Edna May Oliver delighted audiences throughout the 1930s and 1940s with her witty portrayals of independent women in literary adaptations, murder mysteries, and even Westerns. The New York Times critic Frank S. Nugent summed up her appeal in three words: "She is grand."
Oliver was born Edna May Nutter on Nov. 9, 1883, in Malden, Mass., to Charles Edward and Ida May Nutter. Oliver came from a distinguished New England family. It's widely reported that she was a descendant of U.S. President John Quincy Adams, but that was probably the invention of an over-eager studio publicist. Oliver is listed as a descendant of Adams in her New York Times obituary, but I could find no evidence of this in the Adams' family genealogy. Both the Nutters and Mays are old New England families, so there are probably ties with the Adams family just not as close as reported.

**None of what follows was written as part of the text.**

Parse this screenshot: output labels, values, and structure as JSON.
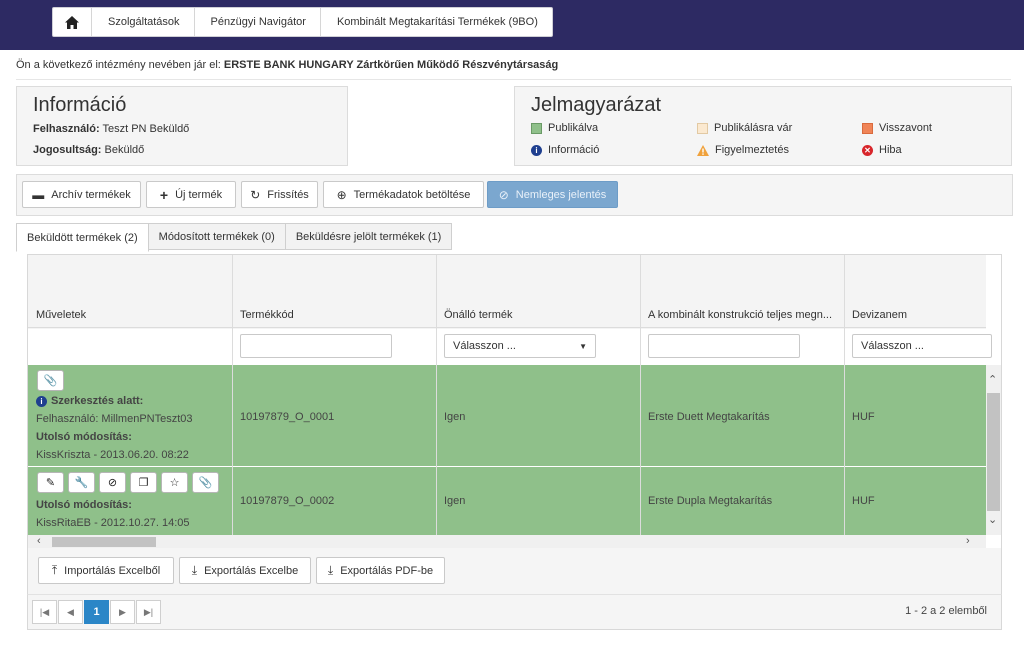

Oliver was a versatile actress and she played a wide variety of roles on Broadway, including tragic roles in Ice Bound and The Master, although Oliver was best known as a comedienne. In fact, Oliver always said that her distinctive looks made comedy her only option. She often joked that "with a horse's face, what more can I play?"
Oliver created the role of Parthy Ann Hawks in the original production of Show Boat, which gained her the attention of Hollywood talent scouts. Oliver was one of RKO Pictures most reliable players in the early sound era, appearing in classics like Cimarron (1931) and Little Women (1933), but she was most beloved for appearing as spinster sleuth Hildegarde Withers in three murder mysteries: Penguin Pool Murder (1932), Murder on a Blackboard (1934), and Murder on a Honeymoon (1935).

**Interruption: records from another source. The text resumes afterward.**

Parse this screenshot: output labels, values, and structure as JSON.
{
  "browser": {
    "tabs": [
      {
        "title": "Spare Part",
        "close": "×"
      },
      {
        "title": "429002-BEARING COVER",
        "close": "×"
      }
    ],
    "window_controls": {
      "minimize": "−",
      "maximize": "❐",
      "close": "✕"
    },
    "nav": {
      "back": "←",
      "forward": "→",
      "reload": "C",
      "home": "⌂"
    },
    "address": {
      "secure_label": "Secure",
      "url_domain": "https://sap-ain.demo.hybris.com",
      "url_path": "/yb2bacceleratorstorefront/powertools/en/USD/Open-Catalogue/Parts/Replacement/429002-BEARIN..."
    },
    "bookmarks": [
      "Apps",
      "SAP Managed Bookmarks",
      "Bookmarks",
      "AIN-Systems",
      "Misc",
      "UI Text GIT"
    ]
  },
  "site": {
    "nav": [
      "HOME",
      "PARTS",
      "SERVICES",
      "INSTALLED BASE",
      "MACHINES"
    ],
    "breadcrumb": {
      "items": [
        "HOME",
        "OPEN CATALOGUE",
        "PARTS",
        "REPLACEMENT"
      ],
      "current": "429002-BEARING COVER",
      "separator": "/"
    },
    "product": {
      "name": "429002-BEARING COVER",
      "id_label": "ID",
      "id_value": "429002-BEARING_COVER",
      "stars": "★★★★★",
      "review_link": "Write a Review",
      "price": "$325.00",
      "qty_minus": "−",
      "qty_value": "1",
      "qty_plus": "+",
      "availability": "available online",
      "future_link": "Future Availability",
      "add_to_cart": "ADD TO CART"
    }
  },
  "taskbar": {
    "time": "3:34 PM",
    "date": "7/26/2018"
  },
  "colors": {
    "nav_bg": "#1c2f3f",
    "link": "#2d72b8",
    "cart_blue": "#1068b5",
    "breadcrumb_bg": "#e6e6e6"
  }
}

Oliver moved to MGM in 1935 and producer David O. Selznick cast her in two Charles Dickens' adaptations: She played Aunt Betsey Trotwood in David Copperfield (1935), and Miss Pross in A Tale of Two Cities (1935). Oliver's favorite role during this time period was playing the Nurse in Romeo and Juliet (1936). Her work received a rave review from Times critic Nugent. He wrote, "Edna May Oliver, the very nurse of the bard's imagination; droll, wise, impish in her humor, and such a practical romanticist at that. She is grand."
|Edna May Oliver, Frank Morgan, and Florence Rice in Paradise for Three (1938)|

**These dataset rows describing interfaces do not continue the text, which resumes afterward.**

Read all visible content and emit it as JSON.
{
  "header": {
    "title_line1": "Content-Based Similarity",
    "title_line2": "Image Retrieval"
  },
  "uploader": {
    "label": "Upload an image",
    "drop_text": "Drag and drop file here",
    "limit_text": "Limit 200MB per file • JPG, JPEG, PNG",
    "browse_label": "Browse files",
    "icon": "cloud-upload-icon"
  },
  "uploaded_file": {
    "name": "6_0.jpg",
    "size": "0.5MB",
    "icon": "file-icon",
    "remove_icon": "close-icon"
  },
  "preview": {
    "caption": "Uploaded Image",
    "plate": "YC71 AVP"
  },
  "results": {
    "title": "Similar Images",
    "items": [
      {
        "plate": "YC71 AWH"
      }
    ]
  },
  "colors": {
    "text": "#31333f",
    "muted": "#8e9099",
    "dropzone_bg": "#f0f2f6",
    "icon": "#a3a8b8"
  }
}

|Edna May Oliver played amateur sleuth Hildegarde Withers in three films.|
|Anna Neagle and Edna May Oliver in Nurse Edith Cavell (1939).|
|Irene Dunne and Edna May Oliver in Cimarron (1931).|
Oliver had a particularly good year in 1939. She received a Best Supporting Actress Oscar nomination for playing the strong-willed Mrs. McKlennar in John Ford's Revolutionary War drama, Drums Along the Mohawk ,and she also had memorable turns in Fred Astaire and Ginger Rogers last RKO feature, The Story of Vernon and Irene Castle, and the World War I drama, Nurse Edith Cavell.
Oliver retired in 1942 after taking on two of her most famous roles. She played Lady Catherine de Bourgh, the domineering aunt of Mr. Darcy (Laurence Olivier), in Pride and Prejudice (1940). The clip above features Lady Catherine in a confrontation with Elizabeth Bennet (Greer Garson) over Darcy's future. Oliver's final role was as the grandmother of a spoiled Boston socialite (Merle Oberon) in Lydia (1941). Oliver died on her 59th birthday, Nov, 9, 1942, in Los Angeles after suffering from an intestinal ailment for about a year. Her ashes were scattered at her family home in Malden.